Recorded last year by American DJ and producer Baauer, the “Harlem Shake” became the latest global video craze after YouTube personality “Filthy Frank” uploaded a dance scene template set to the song. Around the same time, a group of Australian teenagers produced their own video, and the meme went viral.
Unfortunately, 15 Barminco workers employed at the Agnew gold mine found out the hard way that their boss was not a fan of the hit. After a video emerged of the workers performing the dance, they were given a lifetime ban from every Barminco project around the world.
The Guardian reports [via a local Australian newspaper], that the workers were served with a dismissal letter from mine owner Barminco. Wording in the letter stated that the company considered the electrical contractors’ prank breached its “core values of safety, integrity and excellence.”
In the YouTube video, around eight miners are seen performing the convulsive dance. One of the sacked workers, who wishes to remain anonymous, told the West Australia newspaper that up to 15 people were fired, including some who watched the performance but did not participate.
Another of the sacked men reportedly said the men, who are wearing hard hats in the video, were only “having a bit of fun,” Agence France-Presse reports.
A spokesman for Barminco, which has operations in Africa as well as Australia has since informed multiple media outlets that the company would not be commenting on the reports.
As is the way with viral news, a Facebook page has been set up to help the mine workers get their jobs back. However, Paddy Gorman, a spokesman for the Construction, Forestry, Mining, and Energy Union, had said none of the miners at Agnew Gold Mine is a member of the mining union, The Telegraph notes.
The “Harlem Shake” dance craze has since been copied by Jimmy Fallon, Ryan Seacrest, the Today show, passengers on a plane, fire-fighters, Indie-pop duo Matt & Kim, Norwegian soldiers on skis, the English National Ballet and literally thousands of Internet copycats at rate of 4000 uploads a day.
Just as bizarre as the global appetite of people wanting to imitate the comical moves, are the reactions to it in different parts of the world. Performances of the ‘Shake have even led to clashes with police in Tunisia and arrests in Egypt. Agence France-Presse reports.

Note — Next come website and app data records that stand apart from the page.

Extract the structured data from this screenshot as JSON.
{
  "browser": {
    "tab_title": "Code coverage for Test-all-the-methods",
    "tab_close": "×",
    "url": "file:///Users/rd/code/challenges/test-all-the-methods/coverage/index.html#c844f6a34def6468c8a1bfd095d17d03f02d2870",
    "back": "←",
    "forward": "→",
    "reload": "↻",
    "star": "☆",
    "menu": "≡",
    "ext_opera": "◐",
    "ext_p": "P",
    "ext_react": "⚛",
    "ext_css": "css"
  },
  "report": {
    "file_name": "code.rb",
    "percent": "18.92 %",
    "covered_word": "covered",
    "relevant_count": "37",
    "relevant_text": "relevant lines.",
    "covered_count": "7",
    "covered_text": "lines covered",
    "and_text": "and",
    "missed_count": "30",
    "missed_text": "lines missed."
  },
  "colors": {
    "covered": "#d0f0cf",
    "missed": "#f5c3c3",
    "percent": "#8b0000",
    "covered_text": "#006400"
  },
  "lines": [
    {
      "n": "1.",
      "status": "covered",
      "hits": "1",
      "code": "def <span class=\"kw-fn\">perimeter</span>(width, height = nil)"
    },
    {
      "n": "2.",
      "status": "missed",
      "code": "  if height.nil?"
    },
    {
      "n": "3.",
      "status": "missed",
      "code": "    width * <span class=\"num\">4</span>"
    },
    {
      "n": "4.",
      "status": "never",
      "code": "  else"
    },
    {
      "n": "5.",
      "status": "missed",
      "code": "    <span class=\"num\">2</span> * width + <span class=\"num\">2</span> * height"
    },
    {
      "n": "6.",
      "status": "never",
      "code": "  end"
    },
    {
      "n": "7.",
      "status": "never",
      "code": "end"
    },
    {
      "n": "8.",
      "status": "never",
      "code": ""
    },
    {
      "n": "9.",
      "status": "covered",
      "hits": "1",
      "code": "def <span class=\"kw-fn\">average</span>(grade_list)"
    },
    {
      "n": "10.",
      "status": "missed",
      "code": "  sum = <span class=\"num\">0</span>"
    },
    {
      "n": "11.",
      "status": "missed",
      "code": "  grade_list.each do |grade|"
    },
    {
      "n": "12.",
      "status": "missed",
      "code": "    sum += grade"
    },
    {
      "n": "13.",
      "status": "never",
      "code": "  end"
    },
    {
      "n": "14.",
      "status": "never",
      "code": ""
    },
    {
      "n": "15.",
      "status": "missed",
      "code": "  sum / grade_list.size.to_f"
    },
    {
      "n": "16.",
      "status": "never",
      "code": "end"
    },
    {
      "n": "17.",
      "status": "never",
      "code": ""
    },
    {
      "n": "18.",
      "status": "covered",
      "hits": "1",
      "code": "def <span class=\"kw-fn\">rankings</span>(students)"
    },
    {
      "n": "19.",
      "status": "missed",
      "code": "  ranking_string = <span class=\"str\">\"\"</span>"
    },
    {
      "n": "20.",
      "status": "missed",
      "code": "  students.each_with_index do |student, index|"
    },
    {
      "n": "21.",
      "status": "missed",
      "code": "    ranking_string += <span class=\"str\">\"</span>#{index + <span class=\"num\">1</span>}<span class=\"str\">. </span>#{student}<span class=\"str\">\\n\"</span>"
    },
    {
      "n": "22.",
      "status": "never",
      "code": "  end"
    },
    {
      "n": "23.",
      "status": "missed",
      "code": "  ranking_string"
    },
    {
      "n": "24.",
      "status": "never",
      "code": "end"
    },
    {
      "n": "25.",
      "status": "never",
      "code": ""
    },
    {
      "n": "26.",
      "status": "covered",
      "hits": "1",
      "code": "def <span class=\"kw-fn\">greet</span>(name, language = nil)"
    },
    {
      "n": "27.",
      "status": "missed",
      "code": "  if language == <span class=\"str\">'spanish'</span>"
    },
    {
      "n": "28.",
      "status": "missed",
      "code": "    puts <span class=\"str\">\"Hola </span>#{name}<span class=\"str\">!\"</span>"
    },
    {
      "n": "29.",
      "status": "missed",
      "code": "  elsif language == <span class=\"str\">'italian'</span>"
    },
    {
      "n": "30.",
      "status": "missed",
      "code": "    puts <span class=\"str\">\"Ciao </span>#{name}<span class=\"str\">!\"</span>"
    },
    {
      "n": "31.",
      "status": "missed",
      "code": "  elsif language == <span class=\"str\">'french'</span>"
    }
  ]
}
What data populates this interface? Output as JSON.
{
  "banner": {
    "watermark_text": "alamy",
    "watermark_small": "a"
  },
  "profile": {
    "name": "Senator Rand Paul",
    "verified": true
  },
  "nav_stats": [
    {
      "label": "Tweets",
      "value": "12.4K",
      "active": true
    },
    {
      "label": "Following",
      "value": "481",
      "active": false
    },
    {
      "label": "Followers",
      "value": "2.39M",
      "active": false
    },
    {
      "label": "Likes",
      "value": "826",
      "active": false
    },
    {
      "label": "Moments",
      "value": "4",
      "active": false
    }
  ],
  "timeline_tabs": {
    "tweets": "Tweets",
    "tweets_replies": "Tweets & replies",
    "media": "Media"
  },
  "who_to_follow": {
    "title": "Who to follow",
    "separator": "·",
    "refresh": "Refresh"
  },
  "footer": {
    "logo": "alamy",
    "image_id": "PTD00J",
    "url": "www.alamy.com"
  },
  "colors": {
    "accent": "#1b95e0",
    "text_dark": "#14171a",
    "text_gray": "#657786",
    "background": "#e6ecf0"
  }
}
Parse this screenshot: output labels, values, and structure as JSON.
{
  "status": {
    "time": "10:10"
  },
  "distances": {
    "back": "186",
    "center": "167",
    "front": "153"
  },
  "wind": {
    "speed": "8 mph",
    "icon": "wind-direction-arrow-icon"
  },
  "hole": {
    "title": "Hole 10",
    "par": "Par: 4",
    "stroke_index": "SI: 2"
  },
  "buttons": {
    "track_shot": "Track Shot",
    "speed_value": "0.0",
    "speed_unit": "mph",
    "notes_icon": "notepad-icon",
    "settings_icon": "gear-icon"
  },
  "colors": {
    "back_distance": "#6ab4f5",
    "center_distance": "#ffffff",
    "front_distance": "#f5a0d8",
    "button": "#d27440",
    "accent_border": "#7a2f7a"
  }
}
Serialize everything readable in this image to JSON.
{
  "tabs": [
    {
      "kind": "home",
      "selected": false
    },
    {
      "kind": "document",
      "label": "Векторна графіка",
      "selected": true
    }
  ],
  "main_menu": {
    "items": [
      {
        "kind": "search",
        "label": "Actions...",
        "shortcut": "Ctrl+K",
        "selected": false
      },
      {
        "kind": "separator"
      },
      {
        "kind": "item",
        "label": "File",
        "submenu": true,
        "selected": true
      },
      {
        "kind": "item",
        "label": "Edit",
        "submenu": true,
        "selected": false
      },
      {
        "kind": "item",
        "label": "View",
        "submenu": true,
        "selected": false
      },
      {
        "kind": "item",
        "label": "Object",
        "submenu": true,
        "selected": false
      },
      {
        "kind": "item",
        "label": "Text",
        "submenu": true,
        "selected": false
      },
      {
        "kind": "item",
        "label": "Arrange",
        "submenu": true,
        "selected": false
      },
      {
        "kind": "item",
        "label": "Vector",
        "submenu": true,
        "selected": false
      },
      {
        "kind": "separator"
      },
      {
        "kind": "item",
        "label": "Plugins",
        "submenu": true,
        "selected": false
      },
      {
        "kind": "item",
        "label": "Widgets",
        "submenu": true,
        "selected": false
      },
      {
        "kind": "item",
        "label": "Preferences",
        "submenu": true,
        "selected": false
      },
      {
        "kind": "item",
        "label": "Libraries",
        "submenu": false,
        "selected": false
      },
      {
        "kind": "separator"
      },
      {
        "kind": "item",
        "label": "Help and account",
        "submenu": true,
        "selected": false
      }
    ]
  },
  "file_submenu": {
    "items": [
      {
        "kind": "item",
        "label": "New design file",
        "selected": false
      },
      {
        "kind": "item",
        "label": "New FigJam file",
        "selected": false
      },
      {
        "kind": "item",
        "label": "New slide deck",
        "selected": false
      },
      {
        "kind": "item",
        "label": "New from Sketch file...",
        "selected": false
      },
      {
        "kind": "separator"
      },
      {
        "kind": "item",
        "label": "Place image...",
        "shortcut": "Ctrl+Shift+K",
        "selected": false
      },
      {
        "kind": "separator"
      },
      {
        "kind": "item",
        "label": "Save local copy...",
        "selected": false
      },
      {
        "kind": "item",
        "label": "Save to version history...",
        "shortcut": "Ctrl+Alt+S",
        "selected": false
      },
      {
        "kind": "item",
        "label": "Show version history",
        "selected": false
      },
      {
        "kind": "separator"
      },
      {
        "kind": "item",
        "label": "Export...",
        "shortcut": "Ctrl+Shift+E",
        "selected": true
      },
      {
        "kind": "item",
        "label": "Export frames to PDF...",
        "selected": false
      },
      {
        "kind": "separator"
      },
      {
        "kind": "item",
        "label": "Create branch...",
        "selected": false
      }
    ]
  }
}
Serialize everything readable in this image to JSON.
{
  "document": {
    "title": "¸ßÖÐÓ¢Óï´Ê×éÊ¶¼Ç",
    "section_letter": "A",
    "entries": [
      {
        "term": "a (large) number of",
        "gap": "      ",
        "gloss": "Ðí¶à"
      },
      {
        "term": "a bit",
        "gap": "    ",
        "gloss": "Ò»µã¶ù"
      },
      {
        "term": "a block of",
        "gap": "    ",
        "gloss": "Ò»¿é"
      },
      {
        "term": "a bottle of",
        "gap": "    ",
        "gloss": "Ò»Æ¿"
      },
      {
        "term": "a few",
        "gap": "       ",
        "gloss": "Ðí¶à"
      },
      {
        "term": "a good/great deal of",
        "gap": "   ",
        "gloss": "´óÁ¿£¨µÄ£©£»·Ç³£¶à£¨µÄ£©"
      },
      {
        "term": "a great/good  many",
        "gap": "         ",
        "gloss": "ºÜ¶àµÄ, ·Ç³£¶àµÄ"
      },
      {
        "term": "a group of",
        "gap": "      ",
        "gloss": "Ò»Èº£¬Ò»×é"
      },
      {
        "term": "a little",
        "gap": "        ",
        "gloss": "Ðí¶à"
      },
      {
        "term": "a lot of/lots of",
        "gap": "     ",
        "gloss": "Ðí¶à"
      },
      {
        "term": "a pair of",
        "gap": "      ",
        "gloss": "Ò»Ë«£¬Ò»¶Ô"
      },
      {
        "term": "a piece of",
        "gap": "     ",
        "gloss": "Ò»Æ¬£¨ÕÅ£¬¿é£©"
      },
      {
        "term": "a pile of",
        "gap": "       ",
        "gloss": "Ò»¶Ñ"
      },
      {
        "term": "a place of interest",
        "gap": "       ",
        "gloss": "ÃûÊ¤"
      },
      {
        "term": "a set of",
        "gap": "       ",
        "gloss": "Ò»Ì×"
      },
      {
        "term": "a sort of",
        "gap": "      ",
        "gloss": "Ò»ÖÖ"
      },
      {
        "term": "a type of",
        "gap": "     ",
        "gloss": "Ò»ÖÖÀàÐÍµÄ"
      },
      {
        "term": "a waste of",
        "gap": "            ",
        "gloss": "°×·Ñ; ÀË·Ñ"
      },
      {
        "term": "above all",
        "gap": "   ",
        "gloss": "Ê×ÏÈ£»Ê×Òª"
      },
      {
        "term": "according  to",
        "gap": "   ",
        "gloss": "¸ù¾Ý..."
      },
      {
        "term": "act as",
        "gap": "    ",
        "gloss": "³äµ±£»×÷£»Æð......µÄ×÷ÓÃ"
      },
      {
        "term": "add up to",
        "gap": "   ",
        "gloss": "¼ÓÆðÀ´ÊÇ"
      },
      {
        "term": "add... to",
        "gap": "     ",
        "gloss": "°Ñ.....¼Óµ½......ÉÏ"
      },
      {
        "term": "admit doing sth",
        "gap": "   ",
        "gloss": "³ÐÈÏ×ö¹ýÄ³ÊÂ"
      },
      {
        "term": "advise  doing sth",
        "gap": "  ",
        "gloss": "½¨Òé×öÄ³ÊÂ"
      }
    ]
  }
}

Somewhat ironically, the song “Harlem Shake” is currently number two on the Australian singles chart.
Do you think the mine owner was right to have sacked them, or is it an over the top response?